#### [ASSIGNMENT]
Return all lines of the data in which the string "this" occurs.

Segment Start: EXERCISE MATERIAL

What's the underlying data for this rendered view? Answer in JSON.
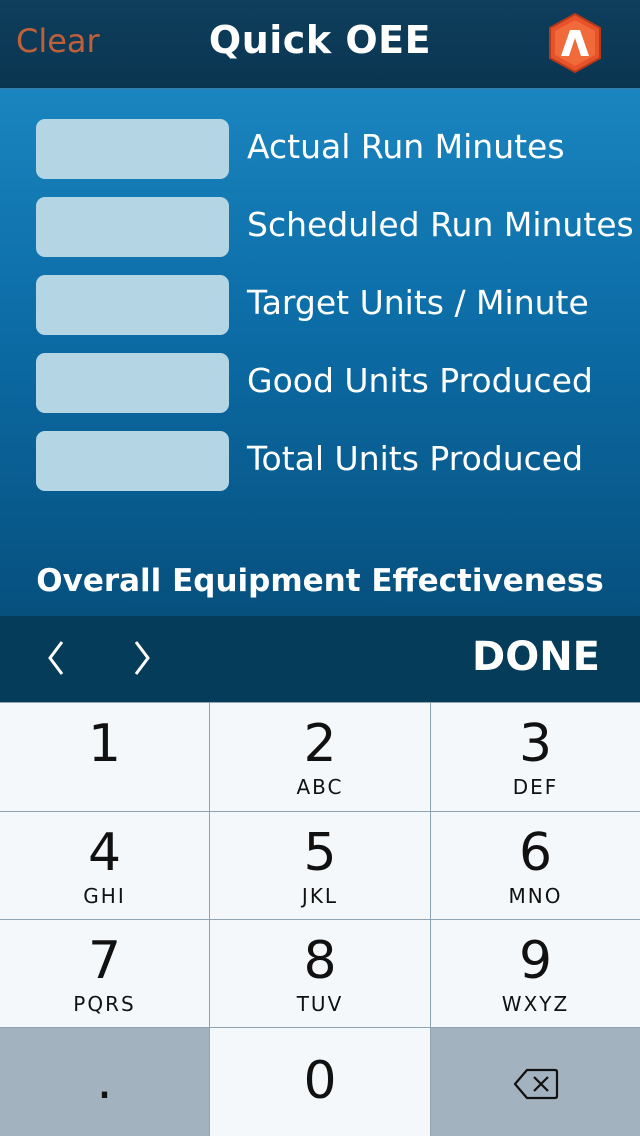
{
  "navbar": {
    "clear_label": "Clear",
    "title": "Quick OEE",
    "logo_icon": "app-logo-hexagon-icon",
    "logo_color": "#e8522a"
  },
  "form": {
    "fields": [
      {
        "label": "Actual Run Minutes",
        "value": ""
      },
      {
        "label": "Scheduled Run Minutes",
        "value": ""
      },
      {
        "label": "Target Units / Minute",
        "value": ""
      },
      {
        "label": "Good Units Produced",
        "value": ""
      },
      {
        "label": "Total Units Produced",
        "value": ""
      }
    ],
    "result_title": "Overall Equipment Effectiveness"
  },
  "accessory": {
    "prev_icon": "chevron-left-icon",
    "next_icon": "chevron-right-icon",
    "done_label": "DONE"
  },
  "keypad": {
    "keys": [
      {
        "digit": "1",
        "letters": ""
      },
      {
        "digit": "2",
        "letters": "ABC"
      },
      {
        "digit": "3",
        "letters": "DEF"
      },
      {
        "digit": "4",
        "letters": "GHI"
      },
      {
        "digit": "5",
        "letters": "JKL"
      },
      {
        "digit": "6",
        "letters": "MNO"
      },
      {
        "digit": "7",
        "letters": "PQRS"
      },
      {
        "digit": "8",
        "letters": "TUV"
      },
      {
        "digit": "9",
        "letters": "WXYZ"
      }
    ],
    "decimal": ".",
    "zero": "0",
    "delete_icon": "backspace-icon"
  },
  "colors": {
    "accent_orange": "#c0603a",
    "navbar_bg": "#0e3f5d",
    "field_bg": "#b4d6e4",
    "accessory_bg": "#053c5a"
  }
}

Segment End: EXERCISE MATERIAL
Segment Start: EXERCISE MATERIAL

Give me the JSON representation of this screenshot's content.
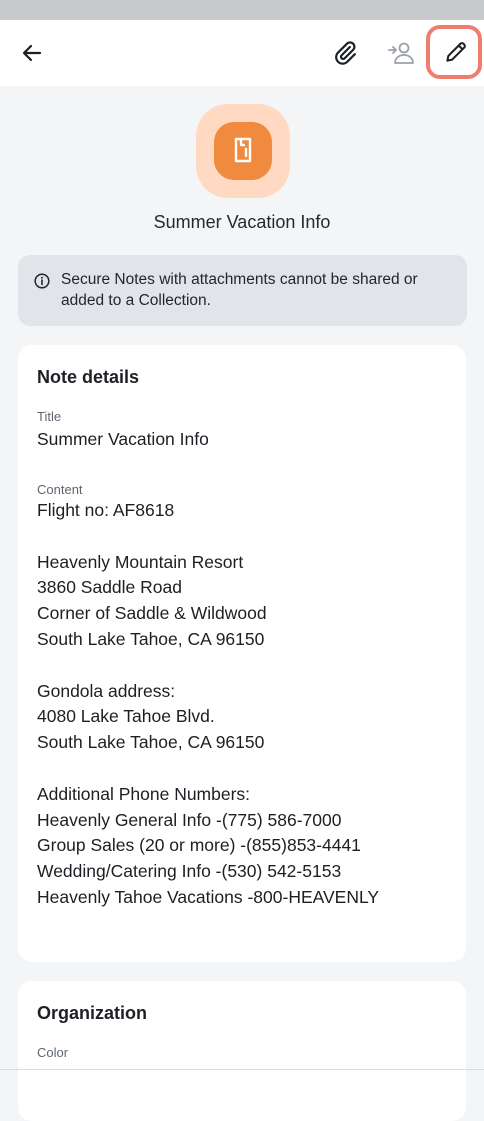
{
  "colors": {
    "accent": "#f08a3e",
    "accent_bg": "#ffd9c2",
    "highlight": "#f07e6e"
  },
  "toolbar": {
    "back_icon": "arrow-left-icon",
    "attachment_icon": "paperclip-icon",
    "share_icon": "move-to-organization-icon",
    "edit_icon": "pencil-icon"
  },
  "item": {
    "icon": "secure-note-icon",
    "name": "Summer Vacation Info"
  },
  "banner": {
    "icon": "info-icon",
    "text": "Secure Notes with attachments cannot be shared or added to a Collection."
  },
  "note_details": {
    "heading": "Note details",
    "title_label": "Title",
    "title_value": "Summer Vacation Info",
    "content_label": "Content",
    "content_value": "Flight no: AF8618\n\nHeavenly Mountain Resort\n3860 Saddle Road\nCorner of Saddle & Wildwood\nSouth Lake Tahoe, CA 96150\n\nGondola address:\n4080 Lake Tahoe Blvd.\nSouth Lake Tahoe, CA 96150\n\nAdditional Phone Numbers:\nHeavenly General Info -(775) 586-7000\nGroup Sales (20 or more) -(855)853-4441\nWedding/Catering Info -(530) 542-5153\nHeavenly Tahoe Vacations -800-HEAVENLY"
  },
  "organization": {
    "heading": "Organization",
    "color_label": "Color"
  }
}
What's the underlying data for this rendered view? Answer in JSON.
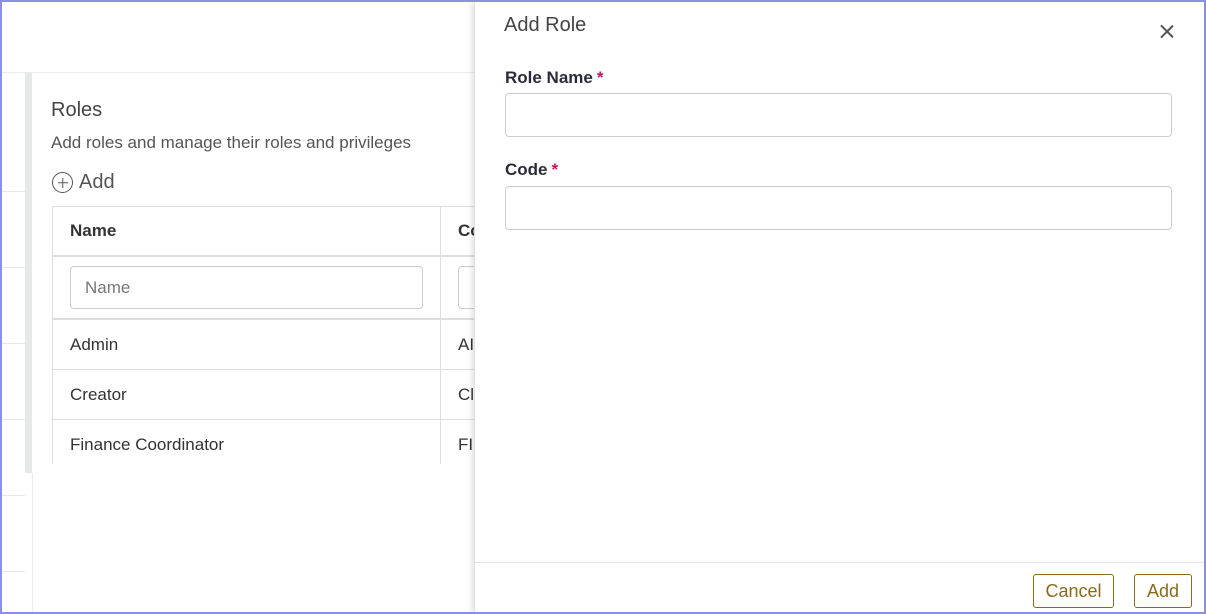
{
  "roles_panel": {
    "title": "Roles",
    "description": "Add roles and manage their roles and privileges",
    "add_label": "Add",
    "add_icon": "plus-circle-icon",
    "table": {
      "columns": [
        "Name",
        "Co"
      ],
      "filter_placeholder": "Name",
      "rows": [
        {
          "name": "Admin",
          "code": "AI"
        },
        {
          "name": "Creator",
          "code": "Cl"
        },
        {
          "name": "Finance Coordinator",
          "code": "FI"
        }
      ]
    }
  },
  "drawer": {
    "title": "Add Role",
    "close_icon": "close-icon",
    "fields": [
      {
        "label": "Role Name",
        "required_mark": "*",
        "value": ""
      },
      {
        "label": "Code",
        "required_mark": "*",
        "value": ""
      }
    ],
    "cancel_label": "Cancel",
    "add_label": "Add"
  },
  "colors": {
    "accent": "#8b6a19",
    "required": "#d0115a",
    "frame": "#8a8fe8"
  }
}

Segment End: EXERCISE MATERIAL
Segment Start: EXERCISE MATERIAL

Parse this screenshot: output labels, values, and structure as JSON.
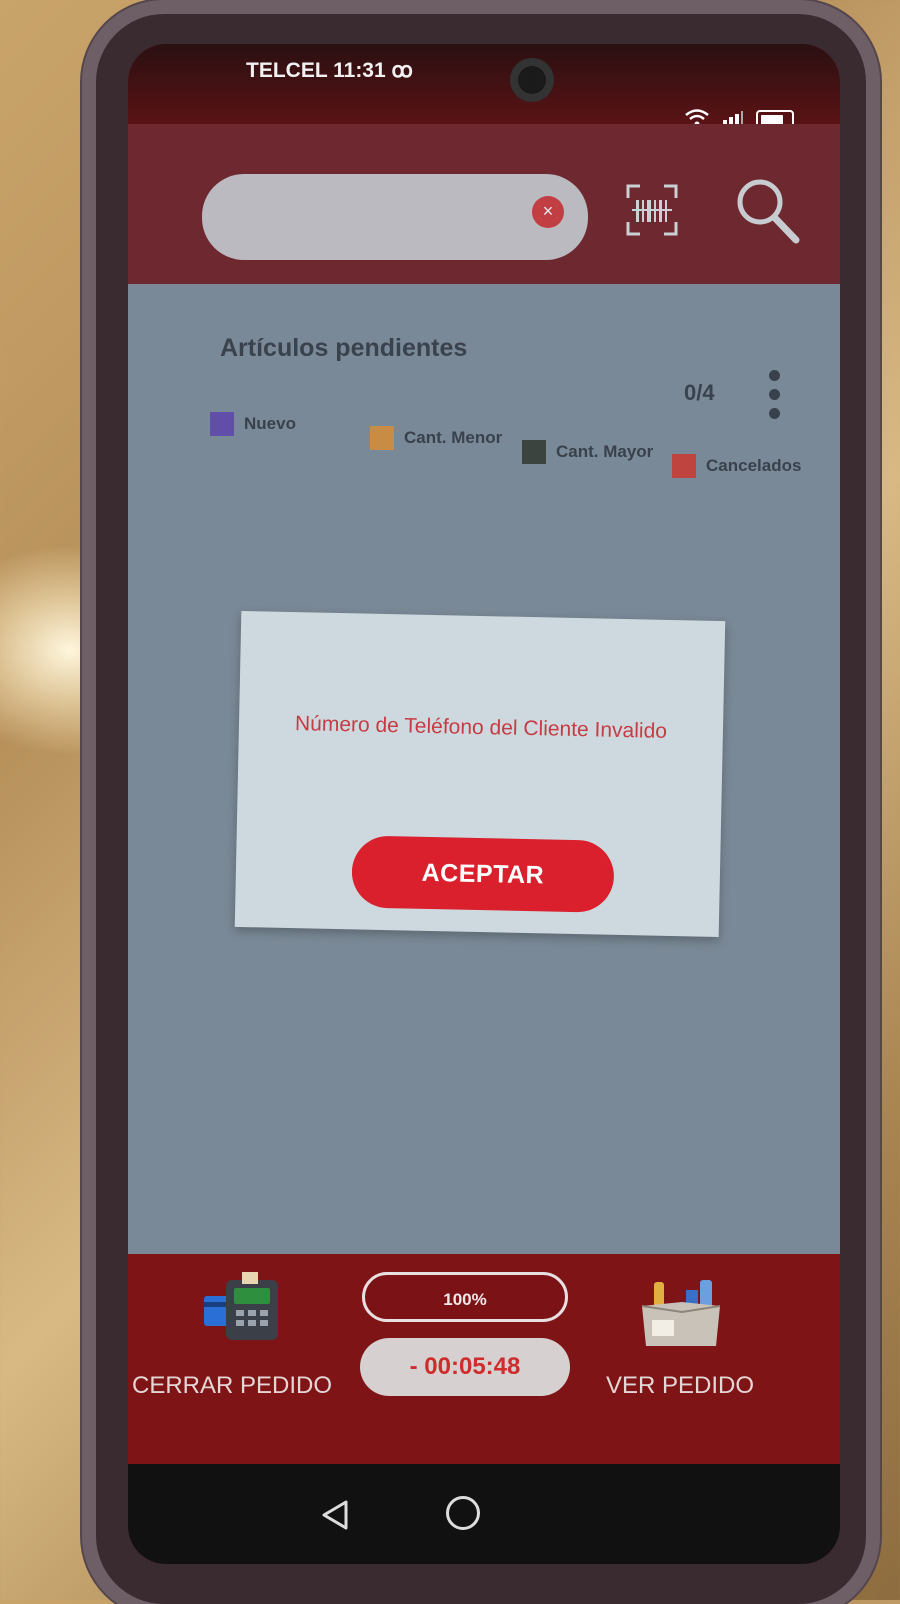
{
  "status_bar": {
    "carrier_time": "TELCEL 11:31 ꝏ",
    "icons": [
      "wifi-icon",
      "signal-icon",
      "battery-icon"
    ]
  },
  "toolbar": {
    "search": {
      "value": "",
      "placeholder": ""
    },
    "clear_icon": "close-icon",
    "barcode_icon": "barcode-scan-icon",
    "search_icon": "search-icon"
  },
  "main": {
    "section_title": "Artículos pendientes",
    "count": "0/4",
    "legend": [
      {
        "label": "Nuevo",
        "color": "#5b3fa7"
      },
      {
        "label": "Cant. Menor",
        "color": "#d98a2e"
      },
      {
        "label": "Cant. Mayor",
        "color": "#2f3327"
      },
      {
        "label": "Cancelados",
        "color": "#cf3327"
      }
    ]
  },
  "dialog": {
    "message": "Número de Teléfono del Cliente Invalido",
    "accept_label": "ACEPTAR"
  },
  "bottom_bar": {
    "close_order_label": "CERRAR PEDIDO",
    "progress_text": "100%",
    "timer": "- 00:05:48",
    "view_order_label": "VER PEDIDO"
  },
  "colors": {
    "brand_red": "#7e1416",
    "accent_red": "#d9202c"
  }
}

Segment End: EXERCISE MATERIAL

#### [SOLUTION TO THE PROBLEM]
What's the underlying data for this rendered view? Answer in JSON.
Give me the JSON representation of this screenshot's content.
What's the underlying data for this rendered view? Answer in JSON.
Parse this screenshot: output labels, values, and structure as JSON.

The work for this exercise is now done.